Exercise: Retype each entry below precisely as it reads.

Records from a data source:
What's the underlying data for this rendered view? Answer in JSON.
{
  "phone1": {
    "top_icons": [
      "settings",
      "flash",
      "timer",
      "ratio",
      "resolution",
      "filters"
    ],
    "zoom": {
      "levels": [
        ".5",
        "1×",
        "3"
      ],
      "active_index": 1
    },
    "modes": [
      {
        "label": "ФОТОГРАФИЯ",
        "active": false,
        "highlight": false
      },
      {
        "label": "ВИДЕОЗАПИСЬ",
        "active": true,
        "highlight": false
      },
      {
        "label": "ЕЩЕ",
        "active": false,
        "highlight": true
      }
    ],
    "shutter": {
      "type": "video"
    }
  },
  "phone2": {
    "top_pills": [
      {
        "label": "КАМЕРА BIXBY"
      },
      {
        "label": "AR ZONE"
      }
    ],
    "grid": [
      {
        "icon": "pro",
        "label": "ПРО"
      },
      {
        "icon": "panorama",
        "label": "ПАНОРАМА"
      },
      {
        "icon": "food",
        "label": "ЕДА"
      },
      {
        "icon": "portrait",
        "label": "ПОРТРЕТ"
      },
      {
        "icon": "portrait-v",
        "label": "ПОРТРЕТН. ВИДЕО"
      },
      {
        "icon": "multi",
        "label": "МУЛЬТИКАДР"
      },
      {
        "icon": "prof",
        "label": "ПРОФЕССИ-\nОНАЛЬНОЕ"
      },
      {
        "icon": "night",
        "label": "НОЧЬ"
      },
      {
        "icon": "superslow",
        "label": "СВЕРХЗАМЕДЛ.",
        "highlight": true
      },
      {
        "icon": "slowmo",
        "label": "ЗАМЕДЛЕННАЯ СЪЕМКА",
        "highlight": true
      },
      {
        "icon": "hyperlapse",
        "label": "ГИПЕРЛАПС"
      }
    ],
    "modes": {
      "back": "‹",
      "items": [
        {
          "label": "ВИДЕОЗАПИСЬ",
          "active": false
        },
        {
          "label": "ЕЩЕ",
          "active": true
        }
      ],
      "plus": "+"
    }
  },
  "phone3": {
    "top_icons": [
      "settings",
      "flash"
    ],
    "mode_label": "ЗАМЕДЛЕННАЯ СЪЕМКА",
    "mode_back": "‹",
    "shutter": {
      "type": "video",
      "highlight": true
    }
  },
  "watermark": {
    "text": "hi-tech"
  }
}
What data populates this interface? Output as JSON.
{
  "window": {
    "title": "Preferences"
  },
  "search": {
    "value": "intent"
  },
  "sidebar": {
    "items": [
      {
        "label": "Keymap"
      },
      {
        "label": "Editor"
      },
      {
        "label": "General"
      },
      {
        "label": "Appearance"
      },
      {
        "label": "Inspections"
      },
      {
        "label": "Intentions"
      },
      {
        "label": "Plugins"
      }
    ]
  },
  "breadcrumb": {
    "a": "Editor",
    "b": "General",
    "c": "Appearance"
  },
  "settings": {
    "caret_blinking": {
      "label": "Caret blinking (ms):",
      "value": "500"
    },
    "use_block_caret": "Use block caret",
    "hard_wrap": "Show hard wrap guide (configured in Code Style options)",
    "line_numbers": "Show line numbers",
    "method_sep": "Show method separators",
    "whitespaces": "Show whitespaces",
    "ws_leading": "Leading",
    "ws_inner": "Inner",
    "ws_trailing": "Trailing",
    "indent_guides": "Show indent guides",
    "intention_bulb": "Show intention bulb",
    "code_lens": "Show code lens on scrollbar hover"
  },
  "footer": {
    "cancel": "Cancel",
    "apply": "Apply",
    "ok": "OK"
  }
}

Response area:
What's the underlying data for this rendered view? Answer in JSON.
{
  "phone1": {
    "top_icons": [
      "settings",
      "flash",
      "timer",
      "ratio",
      "resolution",
      "filters"
    ],
    "zoom": {
      "levels": [
        ".5",
        "1×",
        "3"
      ],
      "active_index": 1
    },
    "modes": [
      {
        "label": "ФОТОГРАФИЯ",
        "active": false,
        "highlight": false
      },
      {
        "label": "ВИДЕОЗАПИСЬ",
        "active": true,
        "highlight": false
      },
      {
        "label": "ЕЩЕ",
        "active": false,
        "highlight": true
      }
    ],
    "shutter": {
      "type": "video"
    }
  },
  "phone2": {
    "top_pills": [
      {
        "label": "КАМЕРА BIXBY"
      },
      {
        "label": "AR ZONE"
      }
    ],
    "grid": [
      {
        "icon": "pro",
        "label": "ПРО"
      },
      {
        "icon": "panorama",
        "label": "ПАНОРАМА"
      },
      {
        "icon": "food",
        "label": "ЕДА"
      },
      {
        "icon": "portrait",
        "label": "ПОРТРЕТ"
      },
      {
        "icon": "portrait-v",
        "label": "ПОРТРЕТН. ВИДЕО"
      },
      {
        "icon": "multi",
        "label": "МУЛЬТИКАДР"
      },
      {
        "icon": "prof",
        "label": "ПРОФЕССИ-\nОНАЛЬНОЕ"
      },
      {
        "icon": "night",
        "label": "НОЧЬ"
      },
      {
        "icon": "superslow",
        "label": "СВЕРХЗАМЕДЛ.",
        "highlight": true
      },
      {
        "icon": "slowmo",
        "label": "ЗАМЕДЛЕННАЯ СЪЕМКА",
        "highlight": true
      },
      {
        "icon": "hyperlapse",
        "label": "ГИПЕРЛАПС"
      }
    ],
    "modes": {
      "back": "‹",
      "items": [
        {
          "label": "ВИДЕОЗАПИСЬ",
          "active": false
        },
        {
          "label": "ЕЩЕ",
          "active": true
        }
      ],
      "plus": "+"
    }
  },
  "phone3": {
    "top_icons": [
      "settings",
      "flash"
    ],
    "mode_label": "ЗАМЕДЛЕННАЯ СЪЕМКА",
    "mode_back": "‹",
    "shutter": {
      "type": "video",
      "highlight": true
    }
  },
  "watermark": {
    "text": "hi-tech"
  }
}
What data populates this interface? Output as JSON.
{
  "window": {
    "title": "Preferences"
  },
  "search": {
    "value": "intent"
  },
  "sidebar": {
    "items": [
      {
        "label": "Keymap"
      },
      {
        "label": "Editor"
      },
      {
        "label": "General"
      },
      {
        "label": "Appearance"
      },
      {
        "label": "Inspections"
      },
      {
        "label": "Intentions"
      },
      {
        "label": "Plugins"
      }
    ]
  },
  "breadcrumb": {
    "a": "Editor",
    "b": "General",
    "c": "Appearance"
  },
  "settings": {
    "caret_blinking": {
      "label": "Caret blinking (ms):",
      "value": "500"
    },
    "use_block_caret": "Use block caret",
    "hard_wrap": "Show hard wrap guide (configured in Code Style options)",
    "line_numbers": "Show line numbers",
    "method_sep": "Show method separators",
    "whitespaces": "Show whitespaces",
    "ws_leading": "Leading",
    "ws_inner": "Inner",
    "ws_trailing": "Trailing",
    "indent_guides": "Show indent guides",
    "intention_bulb": "Show intention bulb",
    "code_lens": "Show code lens on scrollbar hover"
  },
  "footer": {
    "cancel": "Cancel",
    "apply": "Apply",
    "ok": "OK"
  }
}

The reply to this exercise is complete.